Website and app data records:
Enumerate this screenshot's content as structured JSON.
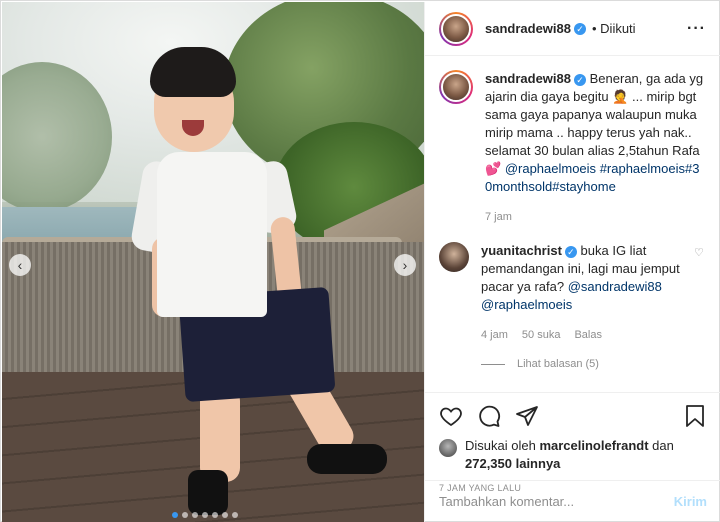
{
  "post": {
    "username": "sandradewi88",
    "follow_status": "• Diikuti",
    "more_icon": "more-icon"
  },
  "caption": {
    "username": "sandradewi88",
    "text": "Beneran, ga ada yg ajarin dia gaya begitu 🤦 ... mirip bgt sama gaya papanya walaupun muka mirip mama .. happy terus yah nak.. selamat 30 bulan alias 2,5tahun Rafa 💕",
    "mention": "@raphaelmoeis",
    "hashtags": "#raphaelmoeis#30monthsold#stayhome",
    "time": "7 jam"
  },
  "comment": {
    "username": "yuanitachrist",
    "text": "buka IG liat pemandangan ini, lagi mau jemput pacar ya rafa?",
    "mentions": "@sandradewi88 @raphaelmoeis",
    "time": "4 jam",
    "likes": "50 suka",
    "reply": "Balas",
    "view_replies": "Lihat balasan (5)"
  },
  "likes": {
    "prefix": "Disukai oleh",
    "user": "marcelinolefrandt",
    "and": "dan",
    "count": "272,350 lainnya"
  },
  "timestamp": "7 JAM YANG LALU",
  "add_comment": {
    "placeholder": "Tambahkan komentar...",
    "button": "Kirim"
  },
  "carousel": {
    "slides": 7,
    "active": 1
  },
  "colors": {
    "accent": "#3897f0",
    "post_button_disabled": "#b2dffc",
    "muted_text": "#8e8e8e"
  }
}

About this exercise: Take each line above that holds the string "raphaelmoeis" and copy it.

Finished exercise:
    "mention": "@raphaelmoeis",
    "hashtags": "#raphaelmoeis#30monthsold#stayhome",
    "mentions": "@sandradewi88 @raphaelmoeis",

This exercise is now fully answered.